We, civil society organizations engaged in the defense of the rights to land and water, we gathered in Dakar in the framework of the Africa Social Forum fighting and protesting against natural resources grabbing, namely water and land grabbing, and against the systematic violations of the human rights that accompany them. By sharing our ideas, we acknowledged the essential linkage between our struggles, given the inextricable nature of land and water grabbing.
Today, more than 200 million hectares of land have been supposedly grabbed globally. Thus the huge profits of an elite are built on the systematic violation of the rights of the majority of peasants, farmers, informal settlements' dwellers, fishermen, herders and nomads, who are dispossessed of their land and livelihoods by resort to violence, intimidation and torture. Land grabbing is always accompanied by water grabbing.
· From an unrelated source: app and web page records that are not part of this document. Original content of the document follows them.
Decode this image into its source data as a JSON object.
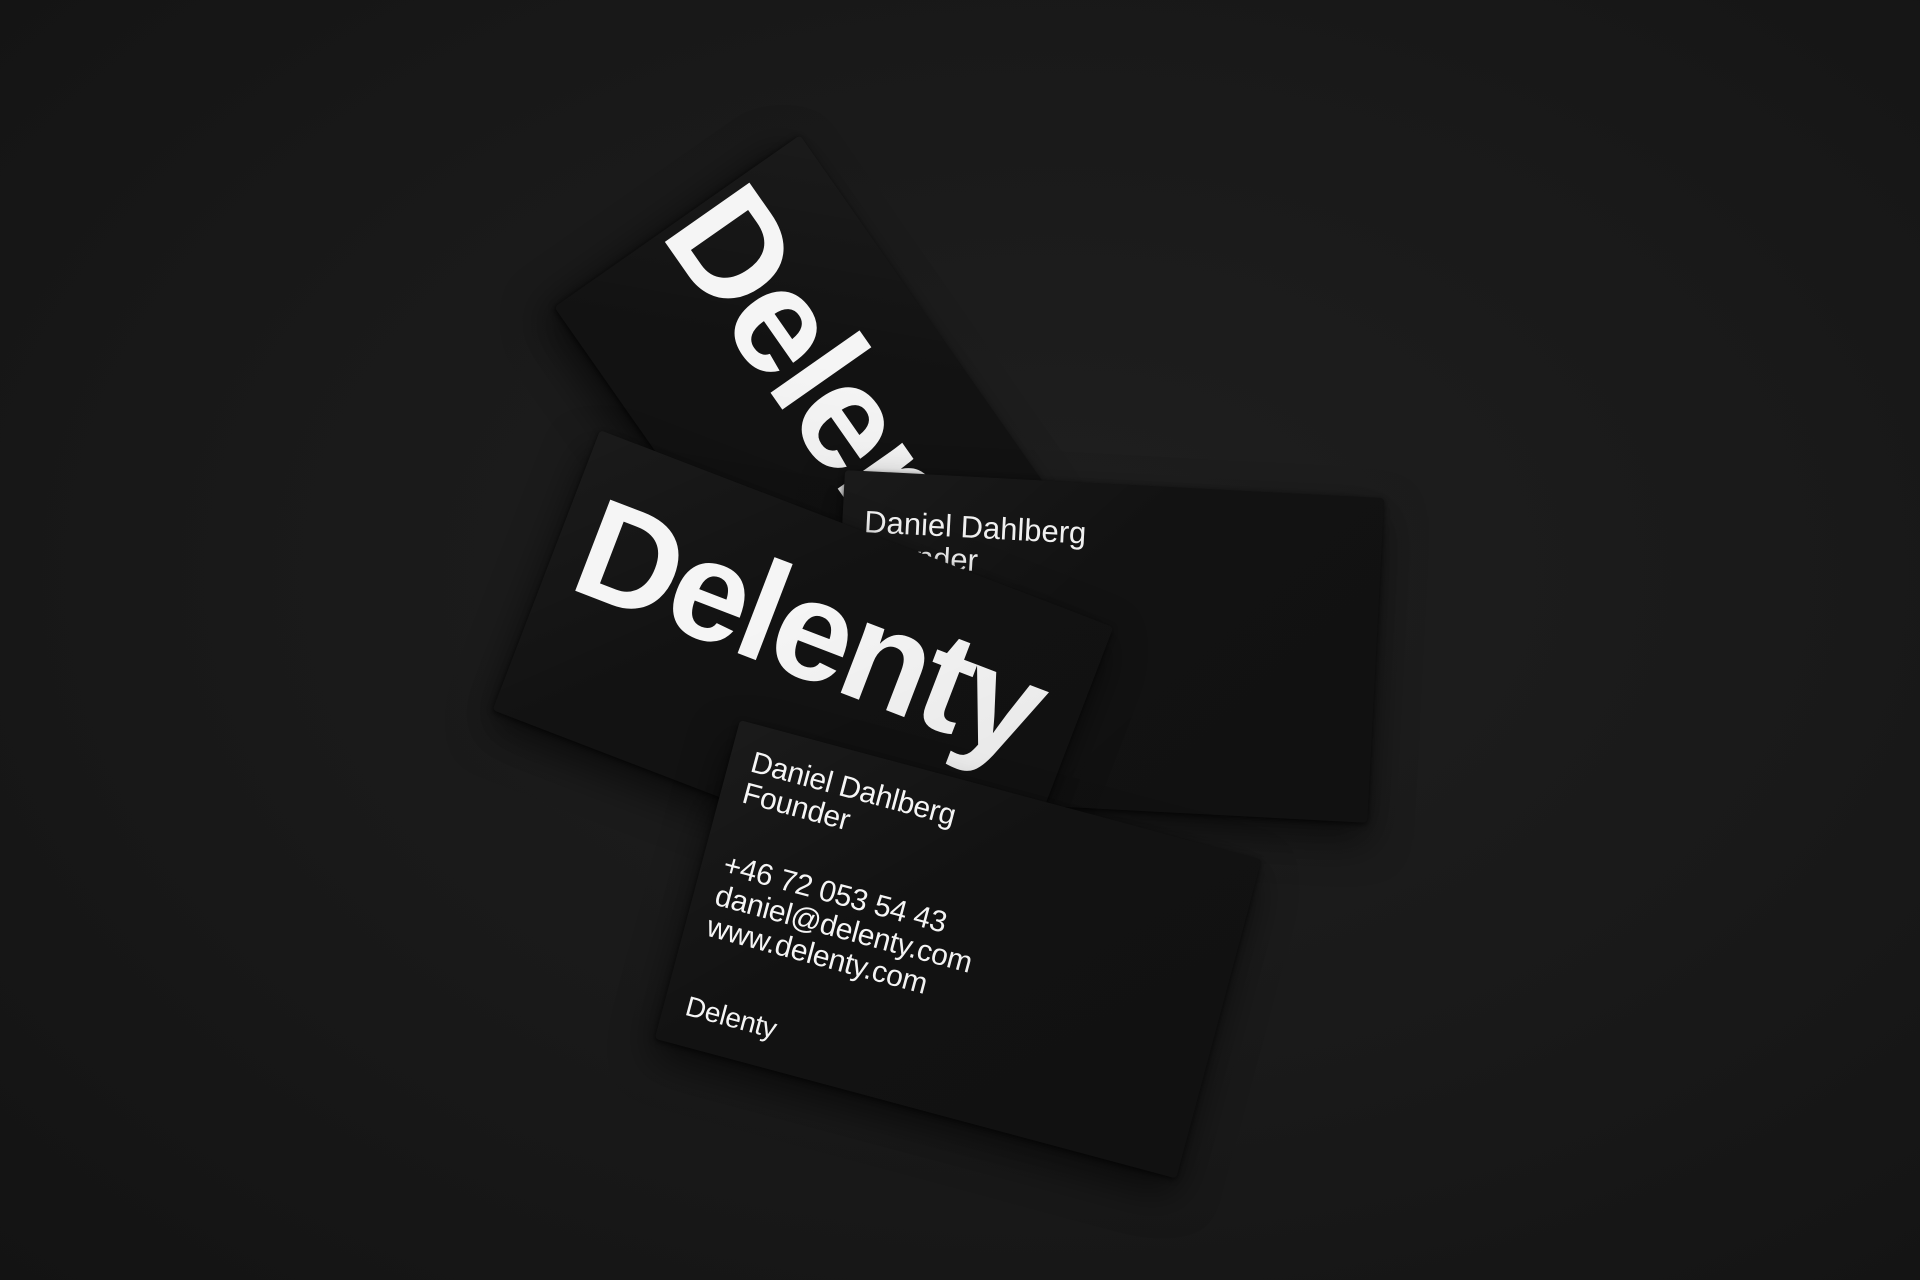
{
  "scene": {
    "background": "#191919",
    "card_color": "#121212",
    "text_color": "#f5f5f5"
  },
  "cards": {
    "logo_back": {
      "logo": "Delent"
    },
    "contact_back": {
      "name": "Daniel Dahlberg",
      "role": "Founder"
    },
    "logo_middle": {
      "logo": "Delenty"
    },
    "contact_front": {
      "name": "Daniel Dahlberg",
      "role": "Founder",
      "phone": "+46 72 053 54 43",
      "email": "daniel@delenty.com",
      "website": "www.delenty.com",
      "brand": "Delenty"
    }
  }
}
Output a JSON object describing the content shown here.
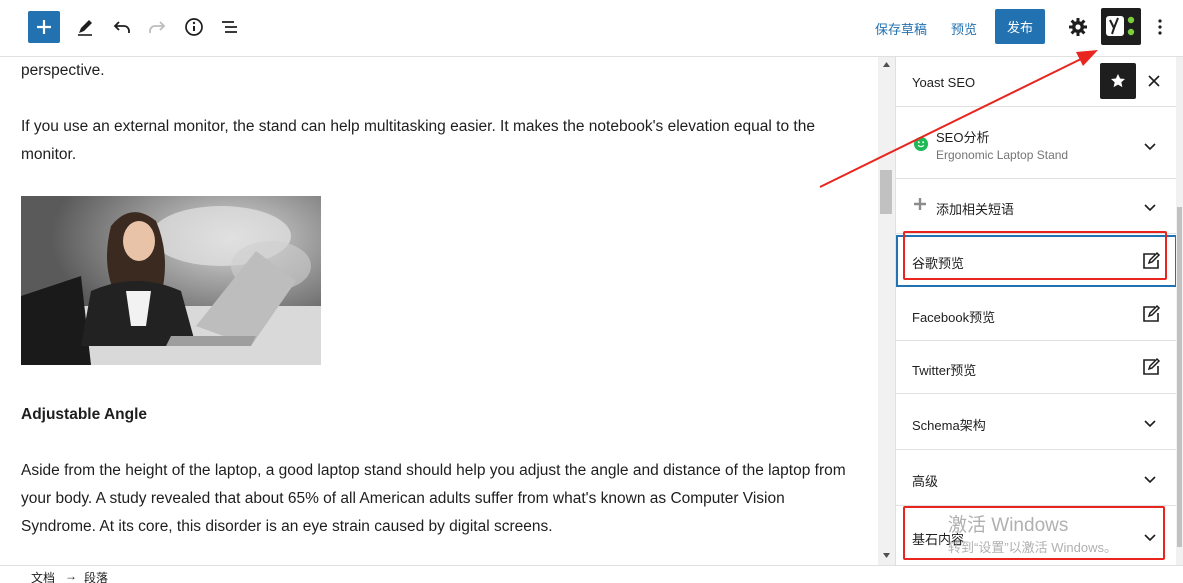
{
  "toolbar": {
    "save_draft": "保存草稿",
    "preview": "预览",
    "publish": "发布",
    "accent_color": "#2271b1"
  },
  "editor": {
    "paragraphs": [
      "perspective.",
      "If you use an external monitor, the stand can help multitasking easier. It makes the notebook's elevation equal to the monitor.",
      "Aside from the height of the laptop, a good laptop stand should help you adjust the angle and distance of the laptop from your body. A study revealed that about 65% of all American adults suffer from what's known as Computer Vision Syndrome. At its core, this disorder is an eye strain caused by digital screens."
    ],
    "heading": "Adjustable Angle"
  },
  "sidebar": {
    "title": "Yoast SEO",
    "seo_analysis": {
      "label": "SEO分析",
      "keyphrase": "Ergonomic Laptop Stand",
      "status_color": "#1db954"
    },
    "panels": [
      {
        "label": "添加相关短语",
        "icon": "plus-icon"
      },
      {
        "label": "谷歌预览",
        "icon": "edit-icon"
      },
      {
        "label": "Facebook预览",
        "icon": "edit-icon"
      },
      {
        "label": "Twitter预览",
        "icon": "edit-icon"
      },
      {
        "label": "Schema架构",
        "icon": "chevron-down-icon"
      },
      {
        "label": "高级",
        "icon": "chevron-down-icon"
      },
      {
        "label": "基石内容",
        "icon": "chevron-down-icon"
      }
    ]
  },
  "footer": {
    "breadcrumb": [
      "文档",
      "→",
      "段落"
    ]
  },
  "watermark": {
    "line1": "激活 Windows",
    "line2": "转到“设置”以激活 Windows。"
  }
}
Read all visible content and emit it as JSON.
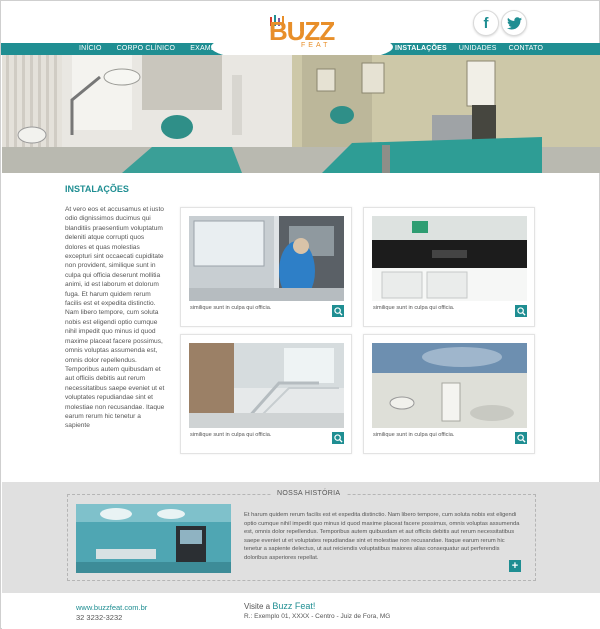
{
  "colors": {
    "brand_teal": "#1f8e92",
    "logo_orange": "#e88f2a",
    "band_gray": "#e0e0e0"
  },
  "header": {
    "logo": {
      "text": "BUZZ",
      "subtext": "FEAT"
    },
    "social": [
      {
        "name": "facebook-icon",
        "glyph": "f"
      },
      {
        "name": "twitter-icon",
        "glyph": "bird"
      }
    ]
  },
  "nav": {
    "left": [
      "INÍCIO",
      "CORPO CLÍNICO",
      "EXAMES"
    ],
    "right": [
      "INSTALAÇÕES",
      "UNIDADES",
      "CONTATO"
    ],
    "active": "INSTALAÇÕES"
  },
  "main": {
    "title": "INSTALAÇÕES",
    "intro": "At vero eos et accusamus et iusto odio dignissimos ducimus qui blanditiis praesentium voluptatum deleniti atque corrupti quos dolores et quas molestias excepturi sint occaecati cupiditate non provident, similique sunt in culpa qui officia deserunt mollitia animi, id est laborum et dolorum fuga. Et harum quidem rerum facilis est et expedita distinctio. Nam libero tempore, cum soluta nobis est eligendi optio cumque nihil impedit quo minus id quod maxime placeat facere possimus, omnis voluptas assumenda est, omnis dolor repellendus. Temporibus autem quibusdam et aut officiis debitis aut rerum necessitatibus saepe eveniet ut et voluptates repudiandae sint et molestiae non recusandae. Itaque earum rerum hic tenetur a sapiente",
    "gallery": [
      {
        "caption": "similique sunt in culpa qui officia."
      },
      {
        "caption": "similique sunt in culpa qui officia."
      },
      {
        "caption": "similique sunt in culpa qui officia."
      },
      {
        "caption": "similique sunt in culpa qui officia."
      }
    ]
  },
  "story": {
    "title": "NOSSA HISTÓRIA",
    "text": "Et harum quidem rerum facilis est et expedita distinctio. Nam libero tempore, cum soluta nobis est eligendi optio cumque nihil impedit quo minus id quod maxime placeat facere possimus, omnis voluptas assumenda est, omnis dolor repellendus. Temporibus autem quibusdam et aut officiis debitis aut rerum necessitatibus saepe eveniet ut et voluptates repudiandae sint et molestiae non recusandae. Itaque earum rerum hic tenetur a sapiente delectus, ut aut reiciendis voluptatibus maiores alias consequatur aut perferendis doloribus asperiores repellat.",
    "more_label": "+"
  },
  "footer": {
    "url": "www.buzzfeat.com.br",
    "phone": "32 3232-3232",
    "visit_prefix": "Visite a",
    "visit_brand": "Buzz Feat!",
    "address": "R.: Exemplo 01, XXXX - Centro - Juiz de Fora, MG"
  }
}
Indeed, water grabbing occurs in all instances of unsustainable water-consuming farming, through the privatization of water utilities and management, the contamination of water brought about by uncontrolled mining, the eviction of communities for dams building, the militarization of access to water points, the dispossession of fishermen and shepherds of their livelihoods, and the penalization of water poverty. The criminalization of activists fighting for the protection of the commons has become widespread, albeit hidden by the authorities. Land and water resources are increasingly scarce, and therefore critical to the security of societies and the sovereignty of states. However, the scarcity underpinning the water crisis and the land crisis is not naturally given; instead, it is politically, geo-strategically and financially constructed.
Our solidarity is built upon the following principles and convictions that unify our struggles:
1. That, the human rights to water and land are fundamental, and crucial for life. Everyone, men and women, adults and children, rich and poor, is entitled to them.
2. That, water and land are not only vital natural resources, but are also part of our common heritage, whose security and governance must be preserved by each community for the common good of our societies and the environment, now and for future generations.
3. Water and Land are commons, and not commodities.
4. We recognize that the states are legally and constitutionally mandated to represent peoples' interest. States are therefore duty-bound to oppose every national policy and international treaty that contrast the human rights to water and land.
5. Management policies of land and water should promote the achievement of social justice, gender equality, public health and environmental justice.
That is why, together as civil societies in Africa and elsewhere,
we pledge ourselves to:
- sensitize, educate and organize citizens and communities in order to build a strong and united movement struggling for the recognition and enforcement of our rights to land and water;
- always defend before institutions the right of citizens and communities to free, prior and informed consent in the governance of natural resources;
- build synergies among civil society actors struggling against
land and water grabbing in order to implement national platforms for
the governance of natural resources.
Read here their demands of states and international government organisations.